A new research has suggested that fat-rich diet of a pregnant woman can put her unborn child in the high-risk category of suffering from Alzheimer's disease later in life.."
According to scientists at the University of Southampton, fat-rich diet led to accumulation of harmful sticky beta amyloid proteins, which causes Alzheimer's."
The researchers conducted the study on mice and found that fatty food restricted blood flow to brain, a condition related to the disease. They said as the study was conducted on mice more work was needed.."
Lead scientist Dr Cheryl Hawkes from University of Southampton said, "Our preliminary findings suggest that mothers' diets during pregnancy may have long-term effects on their children's brains and vascular health."
Thus the study suggests that women need to be careful with their diet during pregnancy as it can have long-term effect on the child later.
Dr Eric Karran, director of research at the charity, which funded the study, said, "Research to understand these factors can help equip us to take steps to prevent the disease, but in the meantime, evidence suggests we can lower our risk by eating a healthy, balanced diet, doing regular exercise, not smoking and keeping our blood pressure and weight in check."
In another research, scientists are trying to find out new methods to detect Alzheimer's disease before dementia sets in. Once the research shows the result, blood or urine tests will help diagnose Alzheimer's disease.
Protein fragments present in cerebrospinal fluid can help in finding out about Alzheimer's disease very early before problems like memory loss start.
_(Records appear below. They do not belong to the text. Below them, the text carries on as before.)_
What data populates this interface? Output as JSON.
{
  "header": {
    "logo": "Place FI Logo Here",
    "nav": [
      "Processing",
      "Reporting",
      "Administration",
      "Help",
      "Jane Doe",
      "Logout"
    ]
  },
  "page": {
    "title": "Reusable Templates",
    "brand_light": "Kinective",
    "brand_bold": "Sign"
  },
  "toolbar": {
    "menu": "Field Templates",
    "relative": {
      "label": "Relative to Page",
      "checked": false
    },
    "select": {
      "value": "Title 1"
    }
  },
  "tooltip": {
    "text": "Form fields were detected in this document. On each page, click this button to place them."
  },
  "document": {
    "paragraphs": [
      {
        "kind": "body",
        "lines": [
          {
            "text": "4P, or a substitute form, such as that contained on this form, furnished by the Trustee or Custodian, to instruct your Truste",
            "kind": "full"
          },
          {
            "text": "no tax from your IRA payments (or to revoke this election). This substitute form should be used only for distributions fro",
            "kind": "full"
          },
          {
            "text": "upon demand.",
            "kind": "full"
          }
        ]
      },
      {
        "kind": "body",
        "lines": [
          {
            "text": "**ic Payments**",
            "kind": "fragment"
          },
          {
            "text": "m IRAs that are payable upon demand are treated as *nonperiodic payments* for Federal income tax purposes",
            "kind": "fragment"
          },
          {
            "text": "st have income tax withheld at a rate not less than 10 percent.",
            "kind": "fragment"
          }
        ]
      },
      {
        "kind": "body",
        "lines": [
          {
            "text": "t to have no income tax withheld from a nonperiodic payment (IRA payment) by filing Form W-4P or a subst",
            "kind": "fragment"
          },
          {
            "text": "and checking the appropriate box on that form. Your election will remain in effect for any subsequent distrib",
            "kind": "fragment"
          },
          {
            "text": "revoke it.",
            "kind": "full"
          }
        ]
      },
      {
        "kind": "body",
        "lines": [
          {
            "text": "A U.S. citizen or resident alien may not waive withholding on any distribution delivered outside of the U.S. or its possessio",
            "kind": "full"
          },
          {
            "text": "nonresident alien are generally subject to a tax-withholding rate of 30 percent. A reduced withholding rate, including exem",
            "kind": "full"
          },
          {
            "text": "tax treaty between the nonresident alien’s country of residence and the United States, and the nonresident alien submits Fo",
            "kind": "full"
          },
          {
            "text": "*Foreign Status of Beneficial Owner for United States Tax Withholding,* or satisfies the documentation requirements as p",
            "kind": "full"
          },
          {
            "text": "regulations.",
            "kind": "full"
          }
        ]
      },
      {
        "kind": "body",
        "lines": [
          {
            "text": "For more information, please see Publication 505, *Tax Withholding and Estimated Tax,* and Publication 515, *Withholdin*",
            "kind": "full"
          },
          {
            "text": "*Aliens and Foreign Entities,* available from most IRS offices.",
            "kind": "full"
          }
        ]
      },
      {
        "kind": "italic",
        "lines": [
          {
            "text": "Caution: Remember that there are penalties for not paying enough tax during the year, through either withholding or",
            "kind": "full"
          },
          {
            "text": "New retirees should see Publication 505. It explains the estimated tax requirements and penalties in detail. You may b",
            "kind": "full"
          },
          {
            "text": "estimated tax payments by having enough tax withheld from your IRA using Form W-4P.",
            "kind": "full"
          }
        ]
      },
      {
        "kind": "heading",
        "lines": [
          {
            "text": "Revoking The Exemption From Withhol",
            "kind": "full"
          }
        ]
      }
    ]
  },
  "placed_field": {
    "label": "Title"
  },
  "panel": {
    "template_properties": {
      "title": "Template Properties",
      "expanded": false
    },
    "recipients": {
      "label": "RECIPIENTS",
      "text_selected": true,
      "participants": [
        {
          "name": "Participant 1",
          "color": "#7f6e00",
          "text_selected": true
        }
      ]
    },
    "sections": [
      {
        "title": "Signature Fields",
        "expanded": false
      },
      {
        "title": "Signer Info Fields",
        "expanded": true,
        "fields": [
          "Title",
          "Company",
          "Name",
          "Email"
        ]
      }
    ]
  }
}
This finding can show way for affordable screenings.
Claudio Soto, PhD, of the University of Texas Medical School Houston's Department of Neurology, who co-authored the study, and other researchers analysed cerebrospinal fluid from 50 Alzheimer's patients and found elevated levels of Aâ oligomers, a type of molecule which is a step in the onset of Alzheimer's disease."
"This is the key molecule and could be the best, most reliable way to make an early diagnosis," Dr Soto said.